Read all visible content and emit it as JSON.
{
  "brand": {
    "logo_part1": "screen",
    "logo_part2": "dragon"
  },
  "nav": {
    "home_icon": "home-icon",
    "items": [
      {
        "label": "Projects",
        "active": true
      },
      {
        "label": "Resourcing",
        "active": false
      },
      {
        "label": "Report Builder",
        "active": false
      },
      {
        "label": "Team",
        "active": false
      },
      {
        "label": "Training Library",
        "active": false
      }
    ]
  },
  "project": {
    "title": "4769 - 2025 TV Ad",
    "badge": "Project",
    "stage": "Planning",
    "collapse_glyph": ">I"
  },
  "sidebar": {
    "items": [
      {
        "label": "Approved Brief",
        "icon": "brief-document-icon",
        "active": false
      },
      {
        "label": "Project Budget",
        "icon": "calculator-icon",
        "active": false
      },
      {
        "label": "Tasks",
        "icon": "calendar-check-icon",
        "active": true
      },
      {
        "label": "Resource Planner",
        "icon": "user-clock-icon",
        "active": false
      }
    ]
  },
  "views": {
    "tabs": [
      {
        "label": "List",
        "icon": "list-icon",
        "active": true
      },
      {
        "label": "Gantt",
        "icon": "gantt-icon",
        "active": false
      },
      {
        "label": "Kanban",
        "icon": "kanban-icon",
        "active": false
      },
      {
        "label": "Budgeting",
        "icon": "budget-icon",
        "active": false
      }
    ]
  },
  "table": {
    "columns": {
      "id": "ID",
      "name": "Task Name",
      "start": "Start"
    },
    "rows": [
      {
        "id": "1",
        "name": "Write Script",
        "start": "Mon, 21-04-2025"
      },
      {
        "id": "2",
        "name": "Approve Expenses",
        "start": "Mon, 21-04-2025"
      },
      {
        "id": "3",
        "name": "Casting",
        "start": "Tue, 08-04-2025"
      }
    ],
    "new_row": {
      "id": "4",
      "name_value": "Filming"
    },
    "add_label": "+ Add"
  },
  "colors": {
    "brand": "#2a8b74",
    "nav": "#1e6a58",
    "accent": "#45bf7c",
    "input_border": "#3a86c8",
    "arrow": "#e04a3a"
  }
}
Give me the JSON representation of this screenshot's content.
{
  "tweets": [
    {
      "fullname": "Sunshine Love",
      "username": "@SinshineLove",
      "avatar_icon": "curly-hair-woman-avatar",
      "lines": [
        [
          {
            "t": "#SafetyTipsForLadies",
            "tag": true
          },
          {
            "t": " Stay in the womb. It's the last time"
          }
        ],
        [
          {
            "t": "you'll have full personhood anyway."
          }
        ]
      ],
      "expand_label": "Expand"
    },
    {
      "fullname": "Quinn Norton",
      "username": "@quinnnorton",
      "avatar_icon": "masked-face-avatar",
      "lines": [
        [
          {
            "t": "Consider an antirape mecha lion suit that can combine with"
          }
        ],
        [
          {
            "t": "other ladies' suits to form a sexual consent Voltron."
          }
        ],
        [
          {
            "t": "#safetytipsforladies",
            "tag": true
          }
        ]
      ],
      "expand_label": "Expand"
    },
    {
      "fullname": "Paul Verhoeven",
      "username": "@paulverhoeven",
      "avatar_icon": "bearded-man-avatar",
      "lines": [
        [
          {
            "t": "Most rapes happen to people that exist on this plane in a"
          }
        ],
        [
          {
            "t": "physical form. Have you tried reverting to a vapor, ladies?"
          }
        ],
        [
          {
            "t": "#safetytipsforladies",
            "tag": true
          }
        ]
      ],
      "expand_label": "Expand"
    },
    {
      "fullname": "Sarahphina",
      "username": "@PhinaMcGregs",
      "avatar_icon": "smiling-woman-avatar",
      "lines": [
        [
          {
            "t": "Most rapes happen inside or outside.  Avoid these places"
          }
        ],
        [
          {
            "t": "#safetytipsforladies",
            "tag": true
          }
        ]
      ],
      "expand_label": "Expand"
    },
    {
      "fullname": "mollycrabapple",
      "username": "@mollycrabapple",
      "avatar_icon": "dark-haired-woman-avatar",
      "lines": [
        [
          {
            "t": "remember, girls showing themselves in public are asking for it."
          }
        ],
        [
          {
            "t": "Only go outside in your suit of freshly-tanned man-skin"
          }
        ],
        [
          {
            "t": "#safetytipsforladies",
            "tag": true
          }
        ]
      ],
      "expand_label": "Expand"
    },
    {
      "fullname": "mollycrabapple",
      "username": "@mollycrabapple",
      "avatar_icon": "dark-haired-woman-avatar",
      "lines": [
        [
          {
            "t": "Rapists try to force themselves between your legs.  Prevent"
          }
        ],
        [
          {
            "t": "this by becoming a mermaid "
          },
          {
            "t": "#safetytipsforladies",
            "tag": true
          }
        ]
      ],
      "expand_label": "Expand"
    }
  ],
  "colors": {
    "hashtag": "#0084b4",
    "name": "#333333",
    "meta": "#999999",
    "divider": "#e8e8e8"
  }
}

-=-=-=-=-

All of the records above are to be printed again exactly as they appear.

Read all visible content and emit it as JSON.
{
  "brand": {
    "logo_part1": "screen",
    "logo_part2": "dragon"
  },
  "nav": {
    "home_icon": "home-icon",
    "items": [
      {
        "label": "Projects",
        "active": true
      },
      {
        "label": "Resourcing",
        "active": false
      },
      {
        "label": "Report Builder",
        "active": false
      },
      {
        "label": "Team",
        "active": false
      },
      {
        "label": "Training Library",
        "active": false
      }
    ]
  },
  "project": {
    "title": "4769 - 2025 TV Ad",
    "badge": "Project",
    "stage": "Planning",
    "collapse_glyph": ">I"
  },
  "sidebar": {
    "items": [
      {
        "label": "Approved Brief",
        "icon": "brief-document-icon",
        "active": false
      },
      {
        "label": "Project Budget",
        "icon": "calculator-icon",
        "active": false
      },
      {
        "label": "Tasks",
        "icon": "calendar-check-icon",
        "active": true
      },
      {
        "label": "Resource Planner",
        "icon": "user-clock-icon",
        "active": false
      }
    ]
  },
  "views": {
    "tabs": [
      {
        "label": "List",
        "icon": "list-icon",
        "active": true
      },
      {
        "label": "Gantt",
        "icon": "gantt-icon",
        "active": false
      },
      {
        "label": "Kanban",
        "icon": "kanban-icon",
        "active": false
      },
      {
        "label": "Budgeting",
        "icon": "budget-icon",
        "active": false
      }
    ]
  },
  "table": {
    "columns": {
      "id": "ID",
      "name": "Task Name",
      "start": "Start"
    },
    "rows": [
      {
        "id": "1",
        "name": "Write Script",
        "start": "Mon, 21-04-2025"
      },
      {
        "id": "2",
        "name": "Approve Expenses",
        "start": "Mon, 21-04-2025"
      },
      {
        "id": "3",
        "name": "Casting",
        "start": "Tue, 08-04-2025"
      }
    ],
    "new_row": {
      "id": "4",
      "name_value": "Filming"
    },
    "add_label": "+ Add"
  },
  "colors": {
    "brand": "#2a8b74",
    "nav": "#1e6a58",
    "accent": "#45bf7c",
    "input_border": "#3a86c8",
    "arrow": "#e04a3a"
  }
}
Give me the JSON representation of this screenshot's content.
{
  "tweets": [
    {
      "fullname": "Sunshine Love",
      "username": "@SinshineLove",
      "avatar_icon": "curly-hair-woman-avatar",
      "lines": [
        [
          {
            "t": "#SafetyTipsForLadies",
            "tag": true
          },
          {
            "t": " Stay in the womb. It's the last time"
          }
        ],
        [
          {
            "t": "you'll have full personhood anyway."
          }
        ]
      ],
      "expand_label": "Expand"
    },
    {
      "fullname": "Quinn Norton",
      "username": "@quinnnorton",
      "avatar_icon": "masked-face-avatar",
      "lines": [
        [
          {
            "t": "Consider an antirape mecha lion suit that can combine with"
          }
        ],
        [
          {
            "t": "other ladies' suits to form a sexual consent Voltron."
          }
        ],
        [
          {
            "t": "#safetytipsforladies",
            "tag": true
          }
        ]
      ],
      "expand_label": "Expand"
    },
    {
      "fullname": "Paul Verhoeven",
      "username": "@paulverhoeven",
      "avatar_icon": "bearded-man-avatar",
      "lines": [
        [
          {
            "t": "Most rapes happen to people that exist on this plane in a"
          }
        ],
        [
          {
            "t": "physical form. Have you tried reverting to a vapor, ladies?"
          }
        ],
        [
          {
            "t": "#safetytipsforladies",
            "tag": true
          }
        ]
      ],
      "expand_label": "Expand"
    },
    {
      "fullname": "Sarahphina",
      "username": "@PhinaMcGregs",
      "avatar_icon": "smiling-woman-avatar",
      "lines": [
        [
          {
            "t": "Most rapes happen inside or outside.  Avoid these places"
          }
        ],
        [
          {
            "t": "#safetytipsforladies",
            "tag": true
          }
        ]
      ],
      "expand_label": "Expand"
    },
    {
      "fullname": "mollycrabapple",
      "username": "@mollycrabapple",
      "avatar_icon": "dark-haired-woman-avatar",
      "lines": [
        [
          {
            "t": "remember, girls showing themselves in public are asking for it."
          }
        ],
        [
          {
            "t": "Only go outside in your suit of freshly-tanned man-skin"
          }
        ],
        [
          {
            "t": "#safetytipsforladies",
            "tag": true
          }
        ]
      ],
      "expand_label": "Expand"
    },
    {
      "fullname": "mollycrabapple",
      "username": "@mollycrabapple",
      "avatar_icon": "dark-haired-woman-avatar",
      "lines": [
        [
          {
            "t": "Rapists try to force themselves between your legs.  Prevent"
          }
        ],
        [
          {
            "t": "this by becoming a mermaid "
          },
          {
            "t": "#safetytipsforladies",
            "tag": true
          }
        ]
      ],
      "expand_label": "Expand"
    }
  ],
  "colors": {
    "hashtag": "#0084b4",
    "name": "#333333",
    "meta": "#999999",
    "divider": "#e8e8e8"
  }
}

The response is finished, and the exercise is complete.